Joe Nicosia speaks at Beltwide
When it comes to cotton, China holds all the cards
One could argue that no U.S. agricultural product, and the fortunes of its producers, is more dependent on the whims of a foreign government than cotton. And Joe Nicosia, who heads the world’s largest cotton trading organization, gave U.S. producers a lot to lose sleep over this week in his keynote presentation at the 2013 Beltwide Cotton Conferences.
The root of the problem is China’s "market distorting policy," says Nicosia, who works for Louis Dreyfus Commodities. The Chinese government buys millions more bales of cotton than it needs every year, stores them in a reserve, and occasionally sells them back to Chinese textile mills at about $1.25 a pound, 50¢ above current market prices.
Why would it do this?
"Years ago," Nicosia told a rapt audience in San Antonio, "China decided it needed more food for its people and didn’t want to increase acreage for cotton." Keeping cotton prices artificially high encourages the production of polyester to supply the country’s hungry textile mills.
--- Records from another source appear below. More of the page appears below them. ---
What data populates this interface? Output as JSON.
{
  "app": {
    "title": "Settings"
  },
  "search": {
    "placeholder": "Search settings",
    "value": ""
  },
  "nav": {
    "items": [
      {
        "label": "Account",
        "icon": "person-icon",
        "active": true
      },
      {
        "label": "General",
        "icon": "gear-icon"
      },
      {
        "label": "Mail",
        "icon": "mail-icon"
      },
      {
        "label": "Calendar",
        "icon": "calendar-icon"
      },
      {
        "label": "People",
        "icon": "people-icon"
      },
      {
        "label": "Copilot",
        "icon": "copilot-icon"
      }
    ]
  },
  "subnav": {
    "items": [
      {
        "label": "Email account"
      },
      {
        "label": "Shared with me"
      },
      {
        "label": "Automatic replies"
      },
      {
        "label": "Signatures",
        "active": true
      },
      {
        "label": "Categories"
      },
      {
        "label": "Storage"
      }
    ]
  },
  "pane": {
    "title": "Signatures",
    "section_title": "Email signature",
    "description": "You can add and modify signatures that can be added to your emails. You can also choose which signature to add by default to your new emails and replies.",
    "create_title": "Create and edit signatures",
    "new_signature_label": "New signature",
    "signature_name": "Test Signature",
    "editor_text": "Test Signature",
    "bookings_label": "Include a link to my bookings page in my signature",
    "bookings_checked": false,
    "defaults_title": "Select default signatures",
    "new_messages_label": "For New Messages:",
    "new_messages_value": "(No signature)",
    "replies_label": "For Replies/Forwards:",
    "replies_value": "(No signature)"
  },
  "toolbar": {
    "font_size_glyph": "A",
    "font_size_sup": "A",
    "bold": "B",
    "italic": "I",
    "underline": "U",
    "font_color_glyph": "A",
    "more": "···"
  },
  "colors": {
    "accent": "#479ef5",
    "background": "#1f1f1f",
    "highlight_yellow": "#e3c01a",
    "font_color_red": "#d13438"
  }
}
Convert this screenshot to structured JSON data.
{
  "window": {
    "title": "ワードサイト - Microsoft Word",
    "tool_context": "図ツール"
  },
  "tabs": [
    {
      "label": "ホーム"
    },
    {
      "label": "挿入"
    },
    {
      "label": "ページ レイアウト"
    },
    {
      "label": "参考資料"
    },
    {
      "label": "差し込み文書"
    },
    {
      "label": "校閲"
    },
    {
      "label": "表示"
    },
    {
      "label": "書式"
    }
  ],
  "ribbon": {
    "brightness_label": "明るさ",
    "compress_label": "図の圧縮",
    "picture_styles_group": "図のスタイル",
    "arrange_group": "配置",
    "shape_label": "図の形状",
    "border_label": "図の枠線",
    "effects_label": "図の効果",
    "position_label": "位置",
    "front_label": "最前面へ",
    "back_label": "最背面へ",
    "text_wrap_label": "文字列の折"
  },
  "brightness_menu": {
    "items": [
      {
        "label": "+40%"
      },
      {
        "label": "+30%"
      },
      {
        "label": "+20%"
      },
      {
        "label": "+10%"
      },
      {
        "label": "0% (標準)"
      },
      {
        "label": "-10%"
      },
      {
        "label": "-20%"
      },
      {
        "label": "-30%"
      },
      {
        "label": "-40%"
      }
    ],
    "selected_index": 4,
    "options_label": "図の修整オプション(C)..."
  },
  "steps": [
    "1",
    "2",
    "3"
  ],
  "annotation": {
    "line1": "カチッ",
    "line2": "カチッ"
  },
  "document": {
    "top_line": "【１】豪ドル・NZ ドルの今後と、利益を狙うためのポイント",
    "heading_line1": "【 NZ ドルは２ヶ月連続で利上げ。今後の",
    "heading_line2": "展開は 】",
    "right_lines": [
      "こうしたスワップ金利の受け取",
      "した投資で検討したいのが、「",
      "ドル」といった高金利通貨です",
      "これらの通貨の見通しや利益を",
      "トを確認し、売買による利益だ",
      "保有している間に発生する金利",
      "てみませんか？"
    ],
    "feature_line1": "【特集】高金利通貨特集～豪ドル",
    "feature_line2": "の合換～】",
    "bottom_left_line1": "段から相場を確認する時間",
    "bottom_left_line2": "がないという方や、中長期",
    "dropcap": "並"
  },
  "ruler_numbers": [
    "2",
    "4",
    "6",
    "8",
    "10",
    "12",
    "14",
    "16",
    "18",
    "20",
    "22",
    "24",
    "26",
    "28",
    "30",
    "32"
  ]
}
China has gone from 1.1 million tons of polyester staple fiber capacity in 1995 to 14 million tons this year, the equivalent of 60 million bales of cotton a year.
Whose to say whether China's policy couldn't change overnight? Here are five "scary thoughts" Nicosia presented, nearly all of which have the potential to undermine the U.S. cotton market.
1. China has accounted for all of the worldwide increase in cotton consumption within the last decade.
From 2000 to 2010, world consumption of cotton grew by 28 million bales. But during that time frame, Chinese consumption increased by 29 million bales. That means that purchases made by the rest of the world contracted by 1 million bales. Last year, the U.S. exported 11.7 million bales of cotton and 6.4 million went to China.
"They are your largest customer and you are completely dependent upon them. If we can’t increase that consumption inside China, and get away from them becoming self-sufficient in cotton, you have no place to market your crop," Nicosia said.
"The entire world’s increase in consumption can be explained by what happens inside of China," he added, noting that world cotton consumption topped out 123 million bales a couple years ago. "Today we’re at 106 million. That’s 17 million bales of consumption that’s no longer taking place, and the reduction is all within China."
The industry's biggest challenge over the next 10 years is to grow foreign demand for its product, especially within China, the trader said, adding that lower prices would help in that regard.
2. China has enough cotton in its reserve that it doesn’t have to buy any more to supply domestic use for 10 years.